▸ **Source records**:
Content starts
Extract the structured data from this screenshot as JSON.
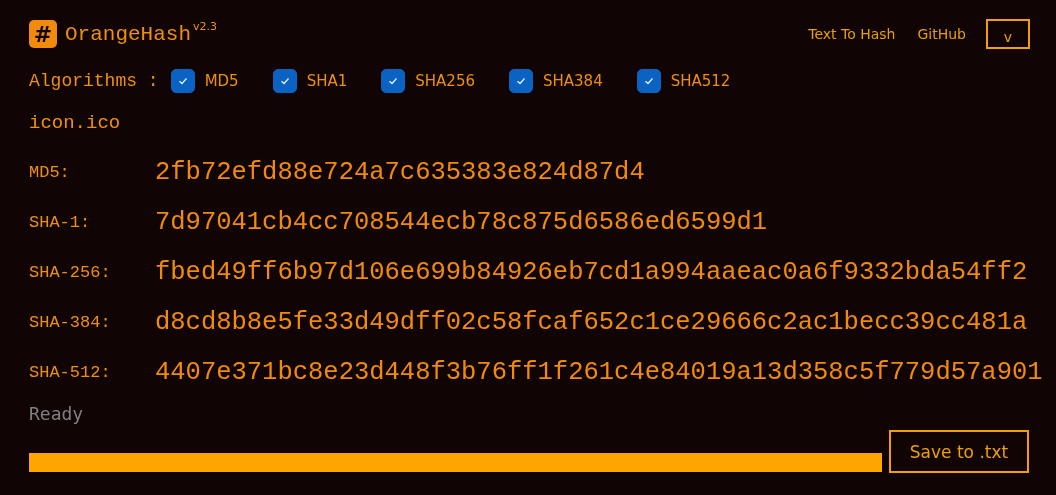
{
  "header": {
    "logo_glyph": "#",
    "app_name": "OrangeHash",
    "version": "v2.3",
    "nav_links": [
      "Text To Hash",
      "GitHub"
    ],
    "menu_toggle": "v"
  },
  "algorithms": {
    "label": "Algorithms :",
    "items": [
      {
        "label": "MD5",
        "checked": true
      },
      {
        "label": "SHA1",
        "checked": true
      },
      {
        "label": "SHA256",
        "checked": true
      },
      {
        "label": "SHA384",
        "checked": true
      },
      {
        "label": "SHA512",
        "checked": true
      }
    ]
  },
  "file_name": "icon.ico",
  "hashes": [
    {
      "label": "MD5:",
      "value": "2fb72efd88e724a7c635383e824d87d4"
    },
    {
      "label": "SHA-1:",
      "value": "7d97041cb4cc708544ecb78c875d6586ed6599d1"
    },
    {
      "label": "SHA-256:",
      "value": "fbed49ff6b97d106e699b84926eb7cd1a994aaeac0a6f9332bda54ff2"
    },
    {
      "label": "SHA-384:",
      "value": "d8cd8b8e5fe33d49dff02c58fcaf652c1ce29666c2ac1becc39cc481a"
    },
    {
      "label": "SHA-512:",
      "value": "4407e371bc8e23d448f3b76ff1f261c4e84019a13d358c5f779d57a901"
    }
  ],
  "status": "Ready",
  "save_button": "Save to .txt"
}
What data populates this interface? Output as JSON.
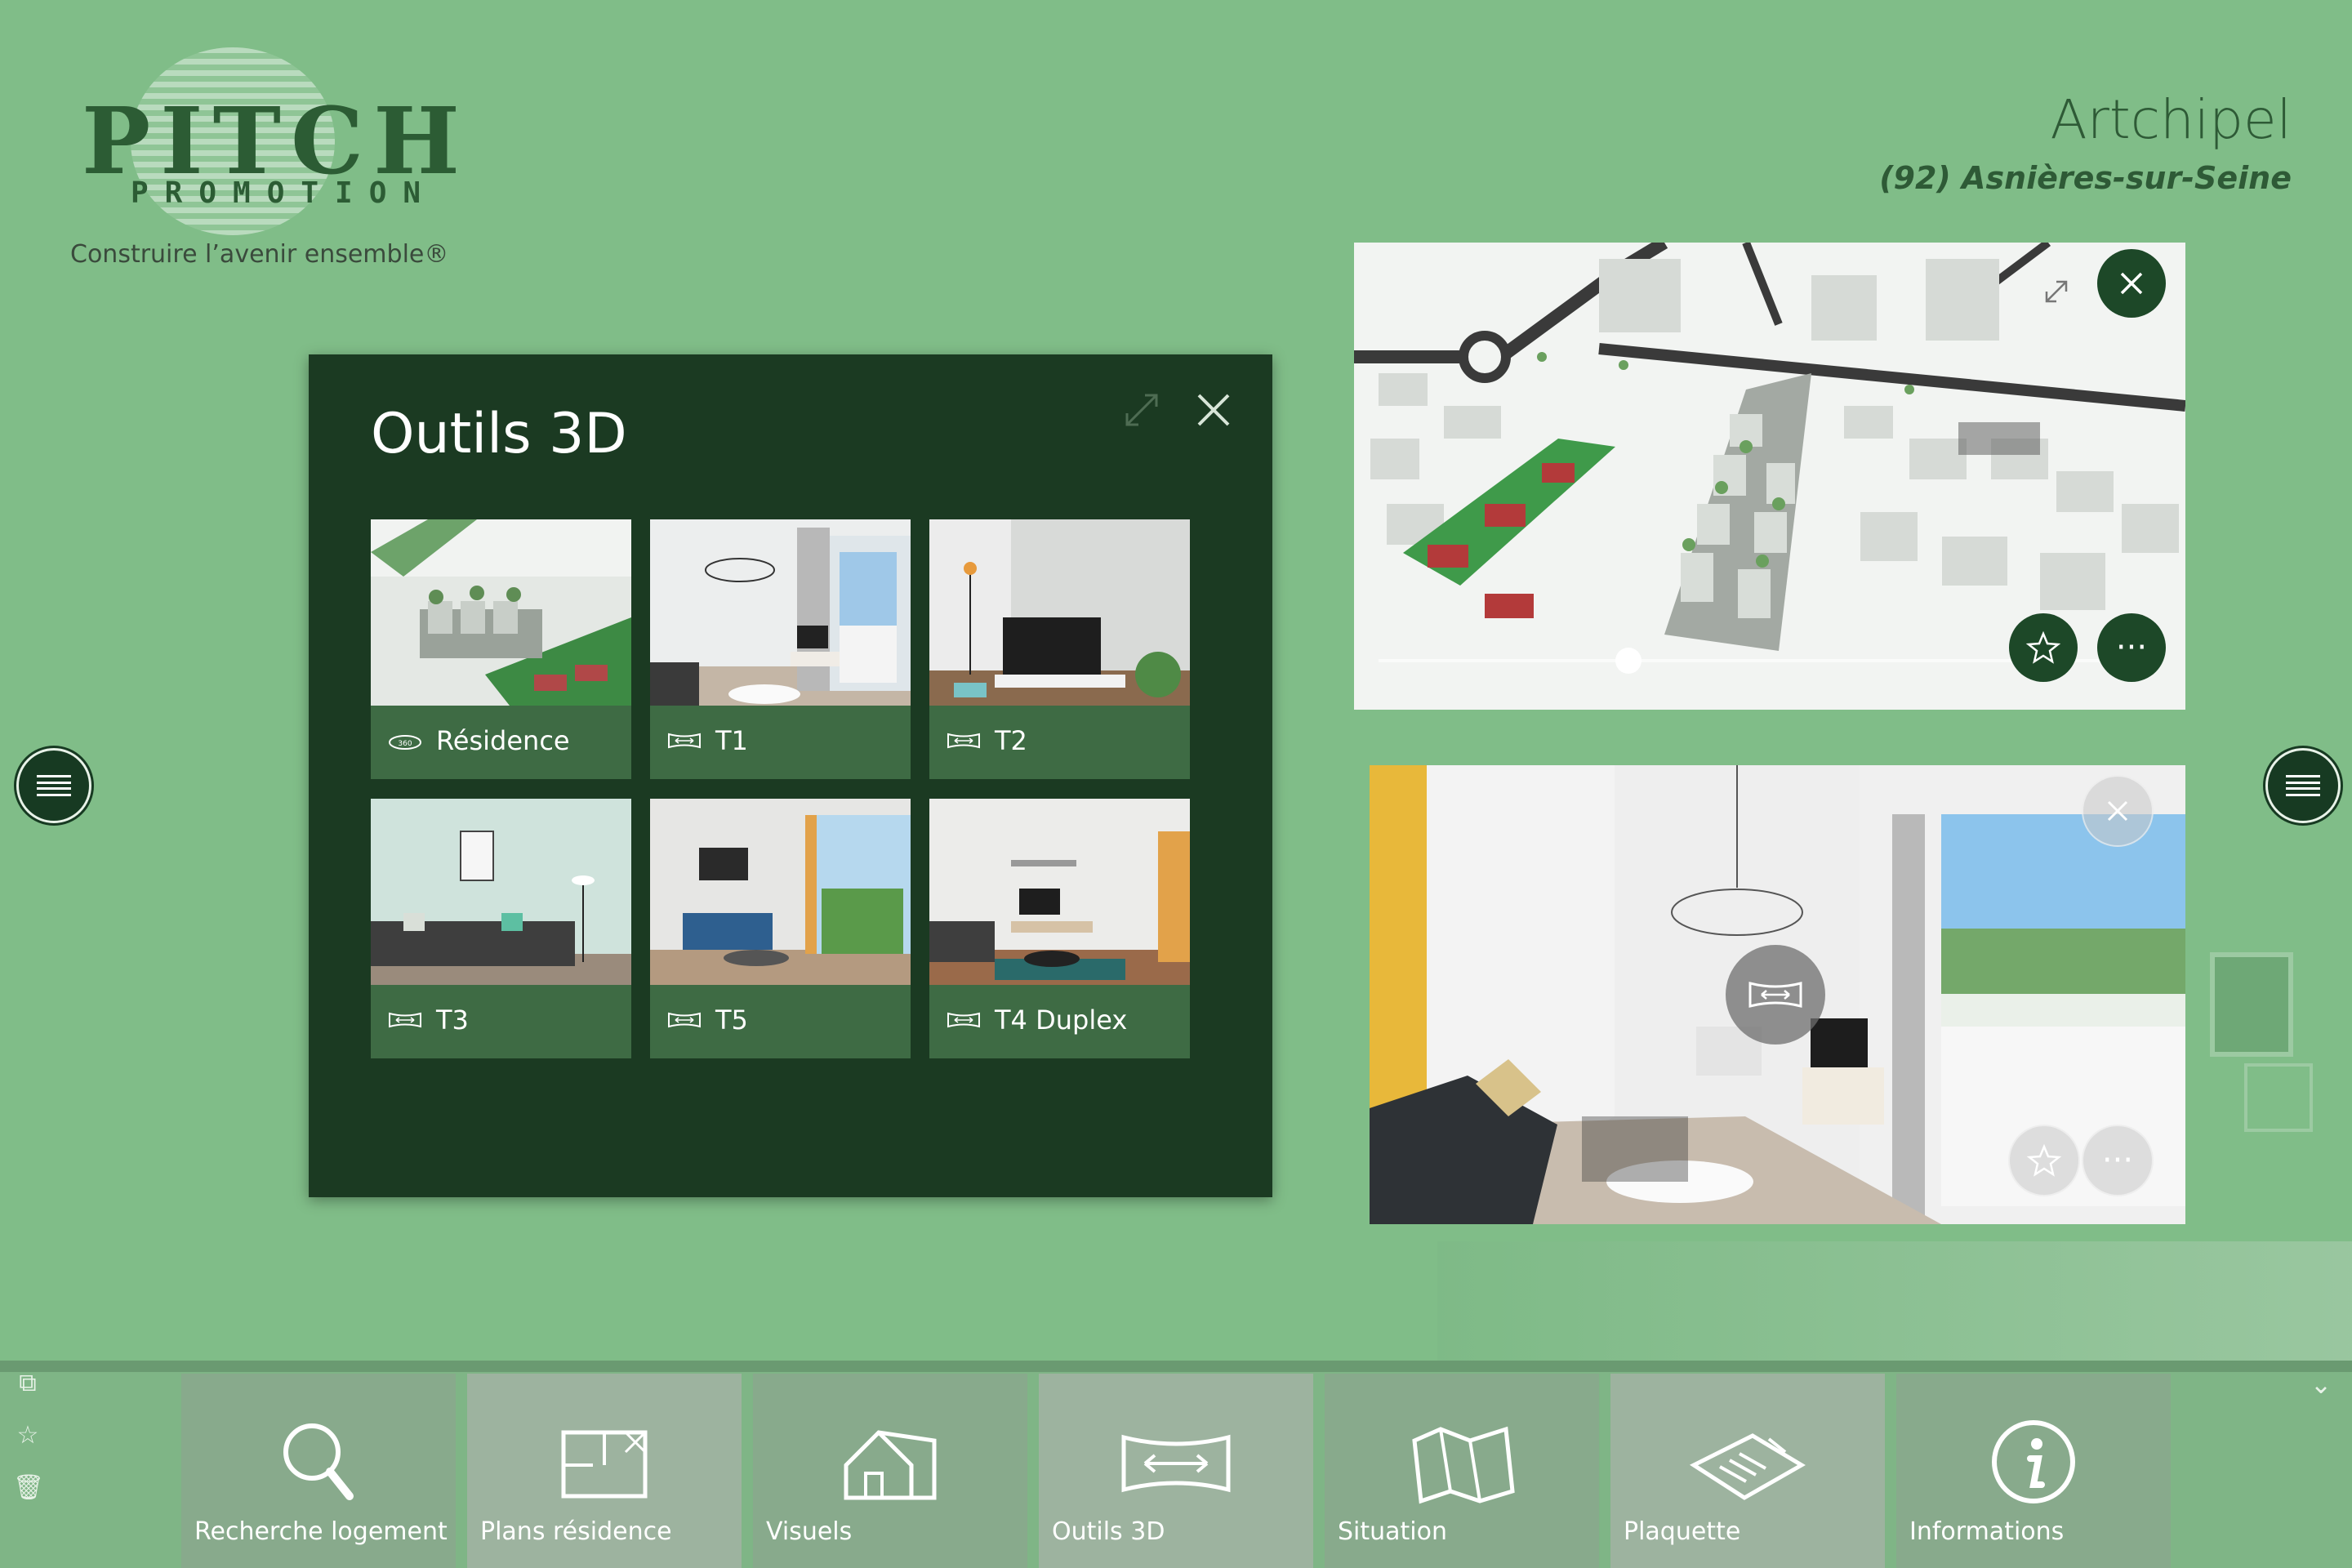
{
  "logo": {
    "word": "PITCH",
    "sub": "PROMOTION",
    "tagline": "Construire l’avenir ensemble®"
  },
  "project": {
    "title": "Artchipel",
    "location": "(92) Asnières-sur-Seine"
  },
  "panel": {
    "title": "Outils 3D",
    "tiles": [
      {
        "label": "Résidence",
        "icon": "360-icon"
      },
      {
        "label": "T1",
        "icon": "panorama-icon"
      },
      {
        "label": "T2",
        "icon": "panorama-icon"
      },
      {
        "label": "T3",
        "icon": "panorama-icon"
      },
      {
        "label": "T5",
        "icon": "panorama-icon"
      },
      {
        "label": "T4 Duplex",
        "icon": "panorama-icon"
      }
    ]
  },
  "viewers": {
    "top_more": "···",
    "bottom_more": "···"
  },
  "nav": [
    {
      "label": "Recherche logement",
      "icon": "search-icon"
    },
    {
      "label": "Plans résidence",
      "icon": "floorplan-icon"
    },
    {
      "label": "Visuels",
      "icon": "house-icon"
    },
    {
      "label": "Outils 3D",
      "icon": "panorama-icon"
    },
    {
      "label": "Situation",
      "icon": "map-icon"
    },
    {
      "label": "Plaquette",
      "icon": "brochure-icon"
    },
    {
      "label": "Informations",
      "icon": "info-icon"
    }
  ],
  "colors": {
    "background": "#80bd88",
    "panel": "#1b3a22",
    "tile": "#3e6b44",
    "accent_dark": "#1d4828"
  }
}
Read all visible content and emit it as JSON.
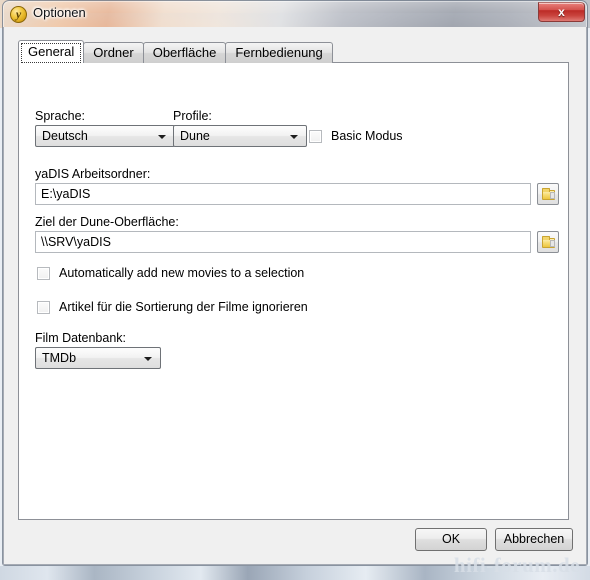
{
  "window": {
    "title": "Optionen",
    "icon": "yadis-coin-icon",
    "close_label": "x",
    "accent_close": "#bc2a26",
    "frame_bg": "#f0f0f0"
  },
  "tabs": [
    {
      "label": "General",
      "active": true
    },
    {
      "label": "Ordner",
      "active": false
    },
    {
      "label": "Oberfläche",
      "active": false
    },
    {
      "label": "Fernbedienung",
      "active": false
    }
  ],
  "general": {
    "language": {
      "label": "Sprache:",
      "value": "Deutsch"
    },
    "profile": {
      "label": "Profile:",
      "value": "Dune"
    },
    "basic_mode": {
      "label": "Basic Modus",
      "checked": false
    },
    "work_folder": {
      "label": "yaDIS Arbeitsordner:",
      "value": "E:\\yaDIS",
      "browse_icon": "folder-icon"
    },
    "dune_target": {
      "label": "Ziel der Dune-Oberfläche:",
      "value": "\\\\SRV\\yaDIS",
      "browse_icon": "folder-icon"
    },
    "auto_add_movies": {
      "label": "Automatically add new movies to a selection",
      "checked": false
    },
    "ignore_articles": {
      "label": "Artikel für die Sortierung der Filme ignorieren",
      "checked": false
    },
    "movie_db": {
      "label": "Film Datenbank:",
      "value": "TMDb"
    }
  },
  "footer": {
    "ok_label": "OK",
    "cancel_label": "Abbrechen"
  },
  "watermark": "hifi-forum.de"
}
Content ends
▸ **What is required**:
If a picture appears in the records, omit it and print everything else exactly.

▸ **Result of this task**:
Extract the structured data from this screenshot as JSON.
{
  "header": {
    "logo_glyph": "#",
    "app_name": "OrangeHash",
    "version": "v2.3",
    "nav_links": [
      "Text To Hash",
      "GitHub"
    ],
    "menu_toggle": "v"
  },
  "algorithms": {
    "label": "Algorithms :",
    "items": [
      {
        "label": "MD5",
        "checked": true
      },
      {
        "label": "SHA1",
        "checked": true
      },
      {
        "label": "SHA256",
        "checked": true
      },
      {
        "label": "SHA384",
        "checked": true
      },
      {
        "label": "SHA512",
        "checked": true
      }
    ]
  },
  "file_name": "icon.ico",
  "hashes": [
    {
      "label": "MD5:",
      "value": "2fb72efd88e724a7c635383e824d87d4"
    },
    {
      "label": "SHA-1:",
      "value": "7d97041cb4cc708544ecb78c875d6586ed6599d1"
    },
    {
      "label": "SHA-256:",
      "value": "fbed49ff6b97d106e699b84926eb7cd1a994aaeac0a6f9332bda54ff2"
    },
    {
      "label": "SHA-384:",
      "value": "d8cd8b8e5fe33d49dff02c58fcaf652c1ce29666c2ac1becc39cc481a"
    },
    {
      "label": "SHA-512:",
      "value": "4407e371bc8e23d448f3b76ff1f261c4e84019a13d358c5f779d57a901"
    }
  ],
  "status": "Ready",
  "save_button": "Save to .txt"
}
What data populates this interface? Output as JSON.
{
  "logo": {
    "word": "PITCH",
    "sub": "PROMOTION",
    "tagline": "Construire l’avenir ensemble®"
  },
  "project": {
    "title": "Artchipel",
    "location": "(92) Asnières-sur-Seine"
  },
  "panel": {
    "title": "Outils 3D",
    "tiles": [
      {
        "label": "Résidence",
        "icon": "360-icon"
      },
      {
        "label": "T1",
        "icon": "panorama-icon"
      },
      {
        "label": "T2",
        "icon": "panorama-icon"
      },
      {
        "label": "T3",
        "icon": "panorama-icon"
      },
      {
        "label": "T5",
        "icon": "panorama-icon"
      },
      {
        "label": "T4 Duplex",
        "icon": "panorama-icon"
      }
    ]
  },
  "viewers": {
    "top_more": "···",
    "bottom_more": "···"
  },
  "nav": [
    {
      "label": "Recherche logement",
      "icon": "search-icon"
    },
    {
      "label": "Plans résidence",
      "icon": "floorplan-icon"
    },
    {
      "label": "Visuels",
      "icon": "house-icon"
    },
    {
      "label": "Outils 3D",
      "icon": "panorama-icon"
    },
    {
      "label": "Situation",
      "icon": "map-icon"
    },
    {
      "label": "Plaquette",
      "icon": "brochure-icon"
    },
    {
      "label": "Informations",
      "icon": "info-icon"
    }
  ],
  "colors": {
    "background": "#80bd88",
    "panel": "#1b3a22",
    "tile": "#3e6b44",
    "accent_dark": "#1d4828"
  }
}
Read all visible content and emit it as JSON.
{
  "window": {
    "title": "Optionen",
    "icon": "yadis-coin-icon",
    "close_label": "x",
    "accent_close": "#bc2a26",
    "frame_bg": "#f0f0f0"
  },
  "tabs": [
    {
      "label": "General",
      "active": true
    },
    {
      "label": "Ordner",
      "active": false
    },
    {
      "label": "Oberfläche",
      "active": false
    },
    {
      "label": "Fernbedienung",
      "active": false
    }
  ],
  "general": {
    "language": {
      "label": "Sprache:",
      "value": "Deutsch"
    },
    "profile": {
      "label": "Profile:",
      "value": "Dune"
    },
    "basic_mode": {
      "label": "Basic Modus",
      "checked": false
    },
    "work_folder": {
      "label": "yaDIS Arbeitsordner:",
      "value": "E:\\yaDIS",
      "browse_icon": "folder-icon"
    },
    "dune_target": {
      "label": "Ziel der Dune-Oberfläche:",
      "value": "\\\\SRV\\yaDIS",
      "browse_icon": "folder-icon"
    },
    "auto_add_movies": {
      "label": "Automatically add new movies to a selection",
      "checked": false
    },
    "ignore_articles": {
      "label": "Artikel für die Sortierung der Filme ignorieren",
      "checked": false
    },
    "movie_db": {
      "label": "Film Datenbank:",
      "value": "TMDb"
    }
  },
  "footer": {
    "ok_label": "OK",
    "cancel_label": "Abbrechen"
  },
  "watermark": "hifi-forum.de"
}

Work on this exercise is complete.